Output the full listing below exactly; the images stay out.

__Provided information__

·····

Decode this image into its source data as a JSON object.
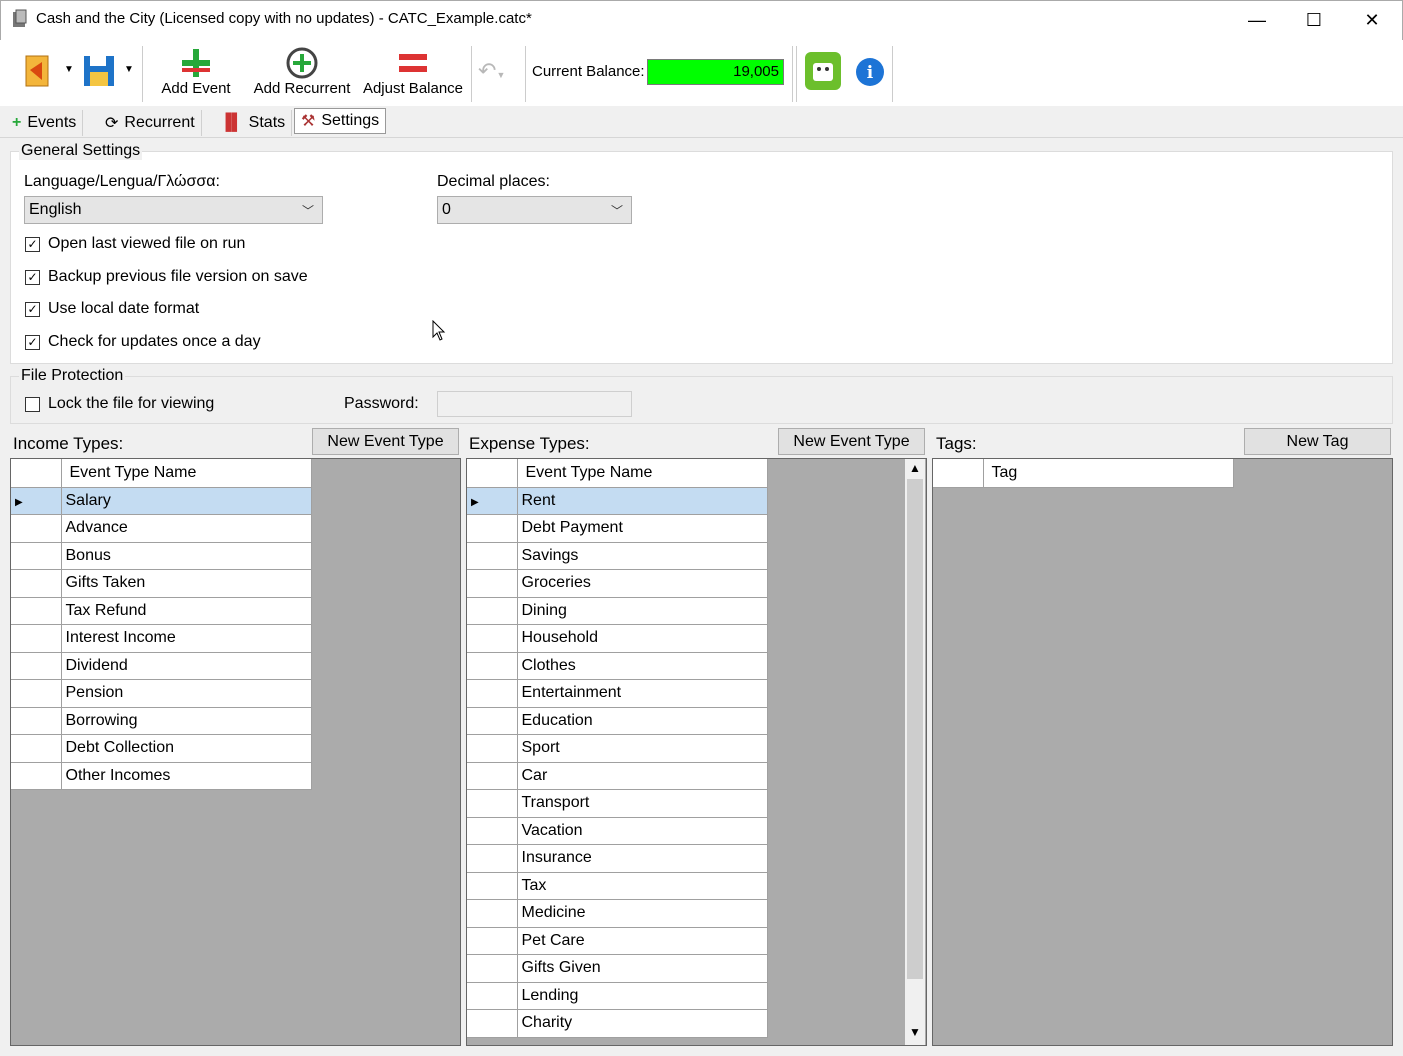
{
  "window": {
    "title": "Cash and the City (Licensed copy with no updates) - CATC_Example.catc*",
    "minimize": "—",
    "maximize": "☐",
    "close": "✕"
  },
  "toolbar": {
    "add_event": "Add Event",
    "add_recurrent": "Add Recurrent",
    "adjust_balance": "Adjust Balance",
    "balance_label": "Current Balance:",
    "balance_value": "19,005",
    "balance_color": "#00ff00"
  },
  "tabs": [
    {
      "label": "Events",
      "icon": "plus-icon"
    },
    {
      "label": "Recurrent",
      "icon": "recurrent-icon"
    },
    {
      "label": "Stats",
      "icon": "stats-icon"
    },
    {
      "label": "Settings",
      "icon": "settings-icon"
    }
  ],
  "general": {
    "group_label": "General Settings",
    "language_label": "Language/Lengua/Γλώσσα:",
    "language_value": "English",
    "decimal_label": "Decimal places:",
    "decimal_value": "0",
    "checkboxes": [
      {
        "label": "Open last viewed file on run",
        "checked": true
      },
      {
        "label": "Backup previous file version on save",
        "checked": true
      },
      {
        "label": "Use local date format",
        "checked": true
      },
      {
        "label": "Check for updates once a day",
        "checked": true
      }
    ]
  },
  "protection": {
    "group_label": "File Protection",
    "lock_label": "Lock the file for viewing",
    "lock_checked": false,
    "password_label": "Password:",
    "password_value": ""
  },
  "income": {
    "label": "Income Types:",
    "new_button": "New Event Type",
    "column": "Event Type Name",
    "rows": [
      "Salary",
      "Advance",
      "Bonus",
      "Gifts Taken",
      "Tax Refund",
      "Interest Income",
      "Dividend",
      "Pension",
      "Borrowing",
      "Debt Collection",
      "Other Incomes"
    ]
  },
  "expense": {
    "label": "Expense Types:",
    "new_button": "New Event Type",
    "column": "Event Type Name",
    "rows": [
      "Rent",
      "Debt Payment",
      "Savings",
      "Groceries",
      "Dining",
      "Household",
      "Clothes",
      "Entertainment",
      "Education",
      "Sport",
      "Car",
      "Transport",
      "Vacation",
      "Insurance",
      "Tax",
      "Medicine",
      "Pet Care",
      "Gifts Given",
      "Lending",
      "Charity"
    ]
  },
  "tags": {
    "label": "Tags:",
    "new_button": "New Tag",
    "column": "Tag"
  }
}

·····

__Solution to this problem__
Decode this image into its source data as a JSON object.
{
  "window": {
    "title": "Cash and the City (Licensed copy with no updates) - CATC_Example.catc*",
    "minimize": "—",
    "maximize": "☐",
    "close": "✕"
  },
  "toolbar": {
    "add_event": "Add Event",
    "add_recurrent": "Add Recurrent",
    "adjust_balance": "Adjust Balance",
    "balance_label": "Current Balance:",
    "balance_value": "19,005",
    "balance_color": "#00ff00"
  },
  "tabs": [
    {
      "label": "Events",
      "icon": "plus-icon"
    },
    {
      "label": "Recurrent",
      "icon": "recurrent-icon"
    },
    {
      "label": "Stats",
      "icon": "stats-icon"
    },
    {
      "label": "Settings",
      "icon": "settings-icon"
    }
  ],
  "general": {
    "group_label": "General Settings",
    "language_label": "Language/Lengua/Γλώσσα:",
    "language_value": "English",
    "decimal_label": "Decimal places:",
    "decimal_value": "0",
    "checkboxes": [
      {
        "label": "Open last viewed file on run",
        "checked": true
      },
      {
        "label": "Backup previous file version on save",
        "checked": true
      },
      {
        "label": "Use local date format",
        "checked": true
      },
      {
        "label": "Check for updates once a day",
        "checked": true
      }
    ]
  },
  "protection": {
    "group_label": "File Protection",
    "lock_label": "Lock the file for viewing",
    "lock_checked": false,
    "password_label": "Password:",
    "password_value": ""
  },
  "income": {
    "label": "Income Types:",
    "new_button": "New Event Type",
    "column": "Event Type Name",
    "rows": [
      "Salary",
      "Advance",
      "Bonus",
      "Gifts Taken",
      "Tax Refund",
      "Interest Income",
      "Dividend",
      "Pension",
      "Borrowing",
      "Debt Collection",
      "Other Incomes"
    ]
  },
  "expense": {
    "label": "Expense Types:",
    "new_button": "New Event Type",
    "column": "Event Type Name",
    "rows": [
      "Rent",
      "Debt Payment",
      "Savings",
      "Groceries",
      "Dining",
      "Household",
      "Clothes",
      "Entertainment",
      "Education",
      "Sport",
      "Car",
      "Transport",
      "Vacation",
      "Insurance",
      "Tax",
      "Medicine",
      "Pet Care",
      "Gifts Given",
      "Lending",
      "Charity"
    ]
  },
  "tags": {
    "label": "Tags:",
    "new_button": "New Tag",
    "column": "Tag"
  }
}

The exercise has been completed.